- 1 What is horizontal pod scaling in Kubernetes?
- 2 What is vertical scaling in Kubernetes?
- 3 What is meant by scaling in Kubernetes?
- 4 How does Kubernetes auto scaling work?
- 5 What is horizontal auto scaling?
- 6 What is vertical scaling and horizontal scaling in Kubernetes?
- 7 What does scaling horizontally mean?
- 8 How do you set auto scaling in Kubernetes?
- 9 How does Kubernetes automatically scale with Horizontal Pod autoscaling?
- 10 What does abletoscale and scalingactive mean in Kubernetes?
- 11 Why is Horizontal Pod not yet ready in Kubernetes?
- 12 Can a Vertical Pod be combined with a Horizontal Pod autoscaler?
What is horizontal pod scaling in Kubernetes?
The Horizontal Pod Autoscaler automatically scales the number of Pods in a replication controller, deployment, replica set or stateful set based on observed CPU utilization (or, with custom metrics support, on some other application-provided metrics).
What is vertical scaling in Kubernetes?
Overview. Vertical Pod autoscaling frees you from having to think about what values to specify for a container’s CPU requests and limits and memory requests and limits. The autoscaler can recommend values for CPU and memory requests and limits, or it can automatically update the values.
What is meant by scaling in Kubernetes?
When you deploy an application in GKE, you define how many replicas of the application you’d like to run. When you scale an application, you increase or decrease the number of replicas. Each replica of your application represents a Kubernetes Pod that encapsulates your application’s container(s).
How does Kubernetes auto scaling work?
“Kubernetes autoscaling helps optimize resource usage and costs by automatically scaling a cluster up and down in line with demand.” When load decreases, Kubernetes can then adjust back to fewer nodes and pods, conserving on resources and spending.”
What is horizontal auto scaling?
The Horizontal Pod Autoscaler changes the shape of your Kubernetes workload by automatically increasing or decreasing the number of Pods in response to the workload’s CPU or memory consumption, or in response to custom metrics reported from within Kubernetes or external metrics from sources outside of your cluster.
What is vertical scaling and horizontal scaling in Kubernetes?
Horizontal Scaling means modifying the compute resources of an existing cluster, for example, by adding new nodes to it or by adding new pods by increasing the replica count of pods (Horizontal Pod Autoscaler). Vertical Scaling means to modify the attributed resources (like CPU or RAM) of each node in the cluster.
What does scaling horizontally mean?
Horizontal scaling means adding more machines to the resource pool, rather than simply adding resources by scaling vertically.
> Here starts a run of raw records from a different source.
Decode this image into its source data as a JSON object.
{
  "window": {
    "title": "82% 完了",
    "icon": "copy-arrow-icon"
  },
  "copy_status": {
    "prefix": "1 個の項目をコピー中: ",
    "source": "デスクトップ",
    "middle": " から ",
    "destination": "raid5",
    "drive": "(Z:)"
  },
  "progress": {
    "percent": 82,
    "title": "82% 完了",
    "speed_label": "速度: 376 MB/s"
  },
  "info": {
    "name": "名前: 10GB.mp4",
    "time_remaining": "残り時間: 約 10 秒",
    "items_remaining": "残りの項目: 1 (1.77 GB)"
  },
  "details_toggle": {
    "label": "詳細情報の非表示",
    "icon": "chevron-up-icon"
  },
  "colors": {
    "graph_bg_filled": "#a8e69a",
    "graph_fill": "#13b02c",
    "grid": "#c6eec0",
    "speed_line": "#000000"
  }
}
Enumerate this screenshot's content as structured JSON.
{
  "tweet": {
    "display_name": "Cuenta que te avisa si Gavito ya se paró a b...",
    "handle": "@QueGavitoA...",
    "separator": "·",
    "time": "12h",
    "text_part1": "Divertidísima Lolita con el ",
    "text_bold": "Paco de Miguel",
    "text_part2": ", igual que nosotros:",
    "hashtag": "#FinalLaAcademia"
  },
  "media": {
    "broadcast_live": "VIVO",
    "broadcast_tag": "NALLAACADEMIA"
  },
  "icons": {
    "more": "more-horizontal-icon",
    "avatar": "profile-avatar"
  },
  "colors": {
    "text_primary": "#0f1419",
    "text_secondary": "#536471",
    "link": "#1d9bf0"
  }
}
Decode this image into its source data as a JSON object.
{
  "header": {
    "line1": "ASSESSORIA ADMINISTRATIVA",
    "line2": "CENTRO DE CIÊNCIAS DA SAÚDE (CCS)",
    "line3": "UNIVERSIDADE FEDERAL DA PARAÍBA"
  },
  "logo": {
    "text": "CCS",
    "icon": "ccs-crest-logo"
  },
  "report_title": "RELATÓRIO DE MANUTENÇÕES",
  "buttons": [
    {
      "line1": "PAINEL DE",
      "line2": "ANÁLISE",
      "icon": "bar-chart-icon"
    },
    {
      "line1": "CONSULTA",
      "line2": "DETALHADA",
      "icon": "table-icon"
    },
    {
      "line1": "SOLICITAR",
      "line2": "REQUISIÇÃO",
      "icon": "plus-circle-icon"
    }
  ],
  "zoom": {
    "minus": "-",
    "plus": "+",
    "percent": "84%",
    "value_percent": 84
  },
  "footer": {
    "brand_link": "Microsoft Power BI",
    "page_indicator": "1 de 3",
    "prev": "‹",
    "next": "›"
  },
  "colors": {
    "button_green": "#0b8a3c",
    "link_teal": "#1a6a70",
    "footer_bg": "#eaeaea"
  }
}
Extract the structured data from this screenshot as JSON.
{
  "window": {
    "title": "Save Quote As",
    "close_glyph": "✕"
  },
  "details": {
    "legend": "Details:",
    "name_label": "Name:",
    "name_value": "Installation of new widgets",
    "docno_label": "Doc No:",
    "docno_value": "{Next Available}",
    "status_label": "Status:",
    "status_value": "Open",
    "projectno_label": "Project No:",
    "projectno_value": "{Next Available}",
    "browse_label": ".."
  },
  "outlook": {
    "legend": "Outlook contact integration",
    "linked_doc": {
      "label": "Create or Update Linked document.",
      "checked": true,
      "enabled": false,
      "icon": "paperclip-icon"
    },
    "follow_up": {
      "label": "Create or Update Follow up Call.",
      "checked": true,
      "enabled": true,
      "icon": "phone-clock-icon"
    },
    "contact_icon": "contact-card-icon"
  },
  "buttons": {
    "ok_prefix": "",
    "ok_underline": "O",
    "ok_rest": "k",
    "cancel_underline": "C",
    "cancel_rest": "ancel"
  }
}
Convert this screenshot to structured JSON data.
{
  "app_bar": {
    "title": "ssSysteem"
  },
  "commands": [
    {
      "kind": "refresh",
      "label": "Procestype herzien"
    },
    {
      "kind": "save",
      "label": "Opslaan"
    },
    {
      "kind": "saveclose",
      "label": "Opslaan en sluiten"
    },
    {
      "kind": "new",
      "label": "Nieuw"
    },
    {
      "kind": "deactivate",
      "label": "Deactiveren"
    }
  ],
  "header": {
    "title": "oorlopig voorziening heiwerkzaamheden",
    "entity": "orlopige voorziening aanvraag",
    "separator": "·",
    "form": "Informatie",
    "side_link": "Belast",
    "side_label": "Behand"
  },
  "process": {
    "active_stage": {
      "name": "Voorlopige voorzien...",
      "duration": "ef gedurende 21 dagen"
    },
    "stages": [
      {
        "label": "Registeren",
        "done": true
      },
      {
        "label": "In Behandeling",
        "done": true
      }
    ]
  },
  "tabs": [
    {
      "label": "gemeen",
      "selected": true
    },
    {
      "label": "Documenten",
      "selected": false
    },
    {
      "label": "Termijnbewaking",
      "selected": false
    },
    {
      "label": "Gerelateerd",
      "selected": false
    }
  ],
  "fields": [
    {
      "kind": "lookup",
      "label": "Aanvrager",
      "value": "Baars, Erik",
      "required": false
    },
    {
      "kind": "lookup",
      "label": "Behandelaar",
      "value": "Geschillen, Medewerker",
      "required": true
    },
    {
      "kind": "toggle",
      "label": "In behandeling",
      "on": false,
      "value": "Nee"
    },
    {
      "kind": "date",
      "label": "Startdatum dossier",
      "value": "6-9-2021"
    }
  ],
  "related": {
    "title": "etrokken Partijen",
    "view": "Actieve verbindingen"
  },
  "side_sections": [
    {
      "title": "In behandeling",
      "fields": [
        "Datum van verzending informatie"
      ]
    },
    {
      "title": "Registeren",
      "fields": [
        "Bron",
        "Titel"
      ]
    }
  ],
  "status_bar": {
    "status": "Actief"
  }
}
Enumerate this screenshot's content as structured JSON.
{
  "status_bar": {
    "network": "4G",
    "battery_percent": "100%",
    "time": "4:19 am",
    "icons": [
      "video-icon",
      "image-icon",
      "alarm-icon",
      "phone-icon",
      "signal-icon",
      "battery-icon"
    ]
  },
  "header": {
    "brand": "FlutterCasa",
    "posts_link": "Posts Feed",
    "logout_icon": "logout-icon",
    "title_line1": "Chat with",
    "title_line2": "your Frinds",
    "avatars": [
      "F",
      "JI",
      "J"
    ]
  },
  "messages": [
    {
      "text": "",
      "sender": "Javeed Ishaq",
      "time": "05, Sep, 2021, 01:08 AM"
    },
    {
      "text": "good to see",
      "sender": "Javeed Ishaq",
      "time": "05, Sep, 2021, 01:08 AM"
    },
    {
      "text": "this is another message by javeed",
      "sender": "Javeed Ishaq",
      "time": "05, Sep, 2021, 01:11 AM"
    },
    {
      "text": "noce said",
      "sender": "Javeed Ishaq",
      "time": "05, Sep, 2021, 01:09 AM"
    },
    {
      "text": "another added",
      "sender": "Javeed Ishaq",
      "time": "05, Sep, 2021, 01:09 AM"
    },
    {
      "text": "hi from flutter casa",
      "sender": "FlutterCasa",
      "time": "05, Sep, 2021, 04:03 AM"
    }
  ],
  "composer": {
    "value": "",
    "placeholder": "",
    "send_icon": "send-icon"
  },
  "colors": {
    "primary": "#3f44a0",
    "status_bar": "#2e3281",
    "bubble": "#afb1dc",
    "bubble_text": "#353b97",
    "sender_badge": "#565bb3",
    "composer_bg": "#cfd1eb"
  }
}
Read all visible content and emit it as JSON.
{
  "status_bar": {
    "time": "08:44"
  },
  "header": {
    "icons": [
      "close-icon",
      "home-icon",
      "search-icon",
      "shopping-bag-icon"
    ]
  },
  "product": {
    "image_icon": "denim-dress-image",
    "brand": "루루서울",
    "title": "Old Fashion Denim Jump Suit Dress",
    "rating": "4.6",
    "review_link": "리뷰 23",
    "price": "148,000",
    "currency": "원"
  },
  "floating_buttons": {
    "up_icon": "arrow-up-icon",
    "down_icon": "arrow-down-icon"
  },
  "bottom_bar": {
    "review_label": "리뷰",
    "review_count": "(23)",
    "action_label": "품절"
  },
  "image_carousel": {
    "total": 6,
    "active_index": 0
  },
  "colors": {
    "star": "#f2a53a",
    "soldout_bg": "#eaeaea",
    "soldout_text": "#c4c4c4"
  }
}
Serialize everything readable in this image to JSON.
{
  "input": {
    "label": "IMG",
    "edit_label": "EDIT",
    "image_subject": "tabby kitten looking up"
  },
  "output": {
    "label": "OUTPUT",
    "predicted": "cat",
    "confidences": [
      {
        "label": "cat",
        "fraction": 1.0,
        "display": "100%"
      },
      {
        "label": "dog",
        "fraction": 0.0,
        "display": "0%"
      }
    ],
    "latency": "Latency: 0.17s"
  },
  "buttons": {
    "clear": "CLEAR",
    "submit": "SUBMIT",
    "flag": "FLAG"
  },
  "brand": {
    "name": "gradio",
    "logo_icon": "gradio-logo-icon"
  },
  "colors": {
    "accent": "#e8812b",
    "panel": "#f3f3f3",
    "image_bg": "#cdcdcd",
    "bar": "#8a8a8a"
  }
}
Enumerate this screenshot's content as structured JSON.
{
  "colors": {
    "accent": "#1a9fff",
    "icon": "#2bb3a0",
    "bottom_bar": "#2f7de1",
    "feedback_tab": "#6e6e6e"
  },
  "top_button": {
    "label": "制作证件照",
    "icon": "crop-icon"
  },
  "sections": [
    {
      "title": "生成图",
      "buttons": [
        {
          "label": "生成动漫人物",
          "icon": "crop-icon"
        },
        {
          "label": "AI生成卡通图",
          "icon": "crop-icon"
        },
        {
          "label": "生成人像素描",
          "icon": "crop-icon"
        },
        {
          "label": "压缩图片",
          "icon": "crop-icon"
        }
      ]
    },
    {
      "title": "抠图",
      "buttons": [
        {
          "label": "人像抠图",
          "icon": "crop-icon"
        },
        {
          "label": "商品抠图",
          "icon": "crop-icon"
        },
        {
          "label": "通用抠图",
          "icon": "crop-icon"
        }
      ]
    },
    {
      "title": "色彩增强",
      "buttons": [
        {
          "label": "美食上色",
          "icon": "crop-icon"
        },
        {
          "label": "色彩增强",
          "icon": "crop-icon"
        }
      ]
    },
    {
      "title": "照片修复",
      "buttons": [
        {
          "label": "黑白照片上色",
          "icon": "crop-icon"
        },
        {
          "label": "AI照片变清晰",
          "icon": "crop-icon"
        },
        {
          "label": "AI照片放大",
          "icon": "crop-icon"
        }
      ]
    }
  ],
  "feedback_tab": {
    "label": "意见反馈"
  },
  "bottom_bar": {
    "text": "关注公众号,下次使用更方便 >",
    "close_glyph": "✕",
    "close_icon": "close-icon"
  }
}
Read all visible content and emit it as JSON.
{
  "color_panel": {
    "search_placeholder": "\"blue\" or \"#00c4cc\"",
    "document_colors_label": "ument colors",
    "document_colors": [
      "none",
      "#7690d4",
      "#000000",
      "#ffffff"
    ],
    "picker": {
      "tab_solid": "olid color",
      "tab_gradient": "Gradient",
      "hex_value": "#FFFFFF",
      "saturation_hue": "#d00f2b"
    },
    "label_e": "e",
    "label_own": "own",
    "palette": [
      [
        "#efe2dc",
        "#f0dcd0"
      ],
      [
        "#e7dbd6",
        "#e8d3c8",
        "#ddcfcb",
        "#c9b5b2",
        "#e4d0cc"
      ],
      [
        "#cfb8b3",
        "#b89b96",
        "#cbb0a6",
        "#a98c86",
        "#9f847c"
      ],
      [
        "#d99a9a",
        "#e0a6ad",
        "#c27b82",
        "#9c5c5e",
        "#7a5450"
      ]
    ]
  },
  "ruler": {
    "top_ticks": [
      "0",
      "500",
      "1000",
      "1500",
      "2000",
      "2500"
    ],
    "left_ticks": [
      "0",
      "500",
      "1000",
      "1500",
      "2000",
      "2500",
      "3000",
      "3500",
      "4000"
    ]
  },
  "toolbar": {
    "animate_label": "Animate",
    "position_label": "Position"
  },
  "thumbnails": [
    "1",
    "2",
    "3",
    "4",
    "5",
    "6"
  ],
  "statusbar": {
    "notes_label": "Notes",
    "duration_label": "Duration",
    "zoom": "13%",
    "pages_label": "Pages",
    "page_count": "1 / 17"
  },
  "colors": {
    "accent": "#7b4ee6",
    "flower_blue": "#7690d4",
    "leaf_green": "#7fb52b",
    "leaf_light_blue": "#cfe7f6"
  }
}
Scaling horizontally is the same as scaling by adding more machines to a pool or resources — but instead of adding more power, CPUs, or RAM, you scale back to existing infrastructure.
How do you set auto scaling in Kubernetes?
Setting Up Autoscaling on GCE
- Run & Expose PHP-Apache Server. To demonstrate autoscaling we will use a custom docker image based on php-apache server.
- Starting Horizontal Pod Autoscaler. Now that the deployment is running, we will create a Horizontal Pod Autoscaler for it.
- Raising the Load.
- Stop Load.
How does Kubernetes automatically scale with Horizontal Pod autoscaling?
One of the “magical” things about The potential of Kubernetes is fully realized when you have a sudden increase in load, your infrastructure scales up and grows to accommodate. How does this work? With Horizontal Pod Autoscaling, Kubernetes adds more pods when you have more load and drops them once things return to normal.
What does abletoscale and scalingactive mean in Kubernetes?
The first, AbleToScale, indicates whether or not the HPA is able to fetch and update scales, as well as whether or not any backoff-related conditions would prevent scaling. The second, ScalingActive , indicates whether or not the HPA is enabled (i.e. the replica count of the target is not zero) and is able to calculate desired scales.
Why is Horizontal Pod not yet ready in Kubernetes?
Due to technical constraints, the HorizontalPodAutoscaler controller cannot exactly determine the first time a pod becomes ready when determining whether to set aside certain CPU metrics. Instead, it considers a Pod “not yet ready” if it’s unready and transitioned to unready within a short, configurable window of time since it started.
Can a Vertical Pod be combined with a Horizontal Pod autoscaler?
You can combine a Horizontal Pod Autoscaler with a Vertical Pod Autoscaler, with some limitations. Each configured Horizontal Pod Autoscaler operates using a control loop. A separate Horizontal Pod Autoscaler exists for each workflow.